  • Physicians need to understand that the grass is not always greener for them somewhere else
  • There will always be someone who says he/she can do your job better than you can

This is good advice for all medical practice administrators and something all should think about it. Practices are “changing” all over the place right now, so be prepared. Physicians, you should think about this too.

May 18, 2009

Design a fair retirement exit

Physicians generally enjoy more flexibility regarding retirement than do members of many other professions. But sometimes a declining doctor refuses to acknowledge his or her diminished capacity, causing a confrontation that's often embarrassing.

You can reduce your chances of facing such a showdown with a sensible mandatory retirement age that includes extension options. First, provide that a doctor must retire at a stated age, often 65 or 70. But allow him or her to apply in advance each year for an extension.

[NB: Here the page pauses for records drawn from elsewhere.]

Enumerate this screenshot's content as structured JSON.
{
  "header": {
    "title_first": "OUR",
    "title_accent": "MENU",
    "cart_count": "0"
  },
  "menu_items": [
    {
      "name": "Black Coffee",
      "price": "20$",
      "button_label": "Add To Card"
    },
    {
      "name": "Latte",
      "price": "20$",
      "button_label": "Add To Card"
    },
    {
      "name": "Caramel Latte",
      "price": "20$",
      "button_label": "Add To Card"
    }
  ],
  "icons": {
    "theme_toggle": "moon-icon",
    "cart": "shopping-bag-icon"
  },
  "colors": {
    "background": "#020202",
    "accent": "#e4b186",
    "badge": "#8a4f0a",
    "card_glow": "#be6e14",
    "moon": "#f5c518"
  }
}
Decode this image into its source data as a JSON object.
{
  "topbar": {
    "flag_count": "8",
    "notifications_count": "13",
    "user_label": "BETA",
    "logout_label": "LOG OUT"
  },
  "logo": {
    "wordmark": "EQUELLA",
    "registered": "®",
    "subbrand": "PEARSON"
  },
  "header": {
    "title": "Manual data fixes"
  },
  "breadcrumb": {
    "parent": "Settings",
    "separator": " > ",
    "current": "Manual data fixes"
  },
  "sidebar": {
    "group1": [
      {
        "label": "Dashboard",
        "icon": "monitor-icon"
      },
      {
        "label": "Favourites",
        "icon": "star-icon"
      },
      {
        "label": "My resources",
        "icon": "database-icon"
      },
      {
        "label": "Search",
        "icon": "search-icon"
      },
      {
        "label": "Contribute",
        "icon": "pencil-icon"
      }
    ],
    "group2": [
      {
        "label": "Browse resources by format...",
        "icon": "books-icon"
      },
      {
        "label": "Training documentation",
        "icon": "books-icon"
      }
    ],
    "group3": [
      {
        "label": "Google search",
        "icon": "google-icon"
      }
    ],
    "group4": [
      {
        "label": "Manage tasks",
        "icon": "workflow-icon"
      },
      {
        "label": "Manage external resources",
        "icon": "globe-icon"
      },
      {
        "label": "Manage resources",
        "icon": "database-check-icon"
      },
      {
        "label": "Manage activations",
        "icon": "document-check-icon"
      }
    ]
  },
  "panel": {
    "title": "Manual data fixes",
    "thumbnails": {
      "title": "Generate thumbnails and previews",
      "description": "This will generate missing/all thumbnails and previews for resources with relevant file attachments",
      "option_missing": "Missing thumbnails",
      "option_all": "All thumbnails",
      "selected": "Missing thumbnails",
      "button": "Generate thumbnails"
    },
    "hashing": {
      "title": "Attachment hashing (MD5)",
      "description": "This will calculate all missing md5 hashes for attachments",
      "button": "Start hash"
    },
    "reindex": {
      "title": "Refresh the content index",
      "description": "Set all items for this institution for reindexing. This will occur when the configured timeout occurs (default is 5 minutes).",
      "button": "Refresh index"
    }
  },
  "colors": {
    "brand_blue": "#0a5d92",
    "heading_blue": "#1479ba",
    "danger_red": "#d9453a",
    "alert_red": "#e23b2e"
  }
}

Require the senior to apply at least six months before the mandatory retirement date, after which the group must vote yea or nay within two months. A competent doctor can thus continue past mandatory retirement age if it really suits the member and the group.

p.s. Don’t forget to follow me on twitter: www.twitter.com/rtacpa

May 16, 2009

Does Overhead paging = HIPAA violation?

Reproduced from [name of publication] © 2008 HCPro, Inc., 200 Hoods Lane, Marblehead, MA 01945. 781/639-1872. www.hcpro.com. Used with permission.

So is overhead paging a patient by name back to a clinic or hospital area a HIPAA violation?  Well it depends on whether the name of the clinic or area would reveal anything about the patient’s condition. Paging, “John Jones to report to the HIV Clinic,” would obviously violate his privacy. Paging him to the Medicine Clinic would reveal much less information. A better approach, though, would be to ask the patient to dial a specific extension for more information (e.g., “John Jones, please call extension 2500”) if possible.

All healthcare organizations should attempt to significantly limit the amount of overhead paging that staff members do, to both protect patient privacy and minimize disruptions to others. Some organizations actually give patients flashing pagers, similar to those used to in restaurants, to notify them when to return to treatment areas.